  20. Optical Storage • Optical media: • -ROM • -R • -RW • Laser beam • "Pits" scatter laser light equaling a 1 • "Lands" (nonpitted area) reflects laser light equaling a 0

  21. Different Optical Formats • CD vs. DVD • High Density DVD • Blu-Ray • named for color of laser used • most Blu-Ray readers can read other DVDs • higher capacity than HD DVD, 50 GB

  22. Treatment of media • Floppies / Zip Disks / Hard drives • Watch out for magnets! • heat, contaminants • CDs/DVDs • scratches • heat, contaminants • Flash sticks • static electricity - keep cap on when not in use

  23. Evaluating Ports • Ports are used to connect peripheral devices to the computer • Things to consider: • Devices you want to use • Ports needed for the devices

  24. Universal serial bus • hot swapping • 1.1 and 2.0 versions 1.1 = 12 Mbits/s 2.0 = 480 Mbits/s • Powered vs. non-powered • can chain together USB hub USB Connector USB Port

  25. FireWire • High speed transfer of audio and video data (Apple created) • First version 400 Mbits/s, newer version 800 Mbits/s • Comparable with USB in speeds FireWire Port FireWire Connector

  26. Types of Ports • Ethernet • Transfer rates range from 10 Mbps to 100 Mbps; newest 1Gbps • connects computers to LAN or cable modem • created at Xerox PARC 1973-75 Ethernet jack Ethernet Port

  27. IrDA • Uses infrared light waves • Transfer rate of 4 Mbps • being replaced by Bluetooth and Wi-Fi • useful where radio would cause interference IrDA

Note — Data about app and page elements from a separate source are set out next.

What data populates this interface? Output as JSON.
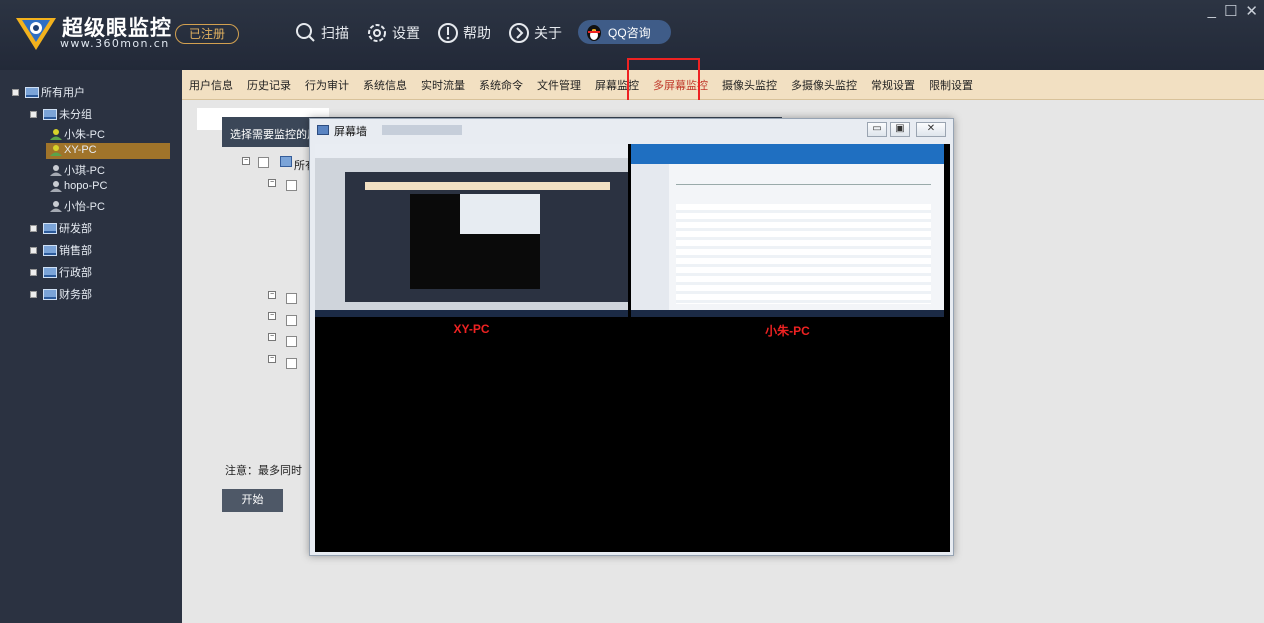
{
  "header": {
    "brand": "超级眼监控",
    "domain": "www.360mon.cn",
    "registered": "已注册",
    "toolbar": [
      {
        "label": "扫描",
        "icon": "search-icon"
      },
      {
        "label": "设置",
        "icon": "gear-icon"
      },
      {
        "label": "帮助",
        "icon": "help-icon"
      },
      {
        "label": "关于",
        "icon": "about-icon"
      }
    ],
    "qq_label": "QQ咨询",
    "window_controls": [
      "_",
      "☐",
      "✕"
    ]
  },
  "sidebar": {
    "root": "所有用户",
    "group": "未分组",
    "pcs": [
      "小朱-PC",
      "XY-PC",
      "小琪-PC",
      "hopo-PC",
      "小怡-PC"
    ],
    "departments": [
      "研发部",
      "销售部",
      "行政部",
      "财务部"
    ],
    "selected": "XY-PC"
  },
  "nav": {
    "items": [
      "用户信息",
      "历史记录",
      "行为审计",
      "系统信息",
      "实时流量",
      "系统命令",
      "文件管理",
      "屏幕监控",
      "多屏幕监控",
      "摄像头监控",
      "多摄像头监控",
      "常规设置",
      "限制设置"
    ],
    "active": "多屏幕监控"
  },
  "main": {
    "panel_title": "选择需要监控的用",
    "tree_root": "所有",
    "note": "注意：最多同时",
    "start": "开始"
  },
  "wall": {
    "title": "屏幕墙",
    "screens": [
      {
        "label": "XY-PC"
      },
      {
        "label": "小朱-PC"
      }
    ],
    "controls": [
      "▭",
      "▣",
      "✕"
    ]
  },
  "colors": {
    "accent": "#a0742a",
    "nav_bg": "#f2e0c2",
    "highlight": "#e22222"
  }
}
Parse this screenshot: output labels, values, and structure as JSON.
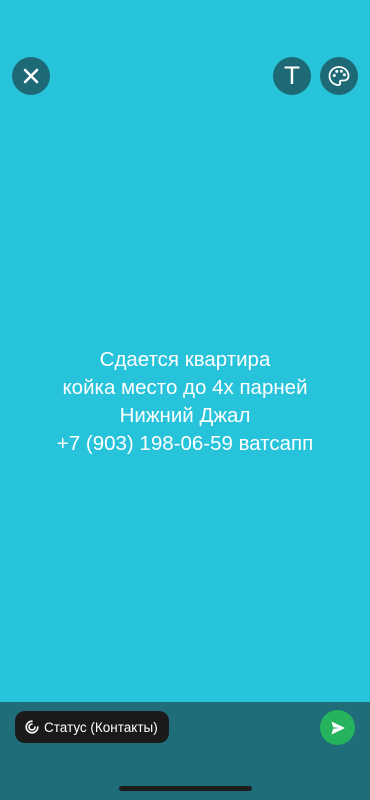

  28. Bluetooth • Radio waves send data over short distances • meant to replace cables, 1-2 Mbits/s • security risk of instant connection when within range Bluetooth

  29. Make a system more reliable • Clean out your Startup folder • Delete unnecessary files - Disk cleanup • Use anti-spyware and antivirus software • Use the disk defragmenter • Keep software updated • OS, browser, antivirus, device drivers • Keep your system cool and clean

  30. Computers in the Environment • Green Computing • Adopting policies which conserve and recycle resources as well as have minimal impact on the environment • Turn your computer off • Don’t put old computers in landfills • Donate old equipment • Recycle printer cartridges and paper • Buy "Green Star" equipment • Telecommute

  31. Computers in the Environment • Chip manufacture • Computer chips and CPUs are made of silicon • Intel "How chips are made" • Acids, powerful lasers, and hazardous chemicals are used to etch circuitry onto silicon wafers • Chip production takes place in a clean room to keep chips from being contaminated and to keep hazardous materials from escaping • Chip production is largely done by robots to keep from exposing humans to the hazards of the plant

  32. A Clean Room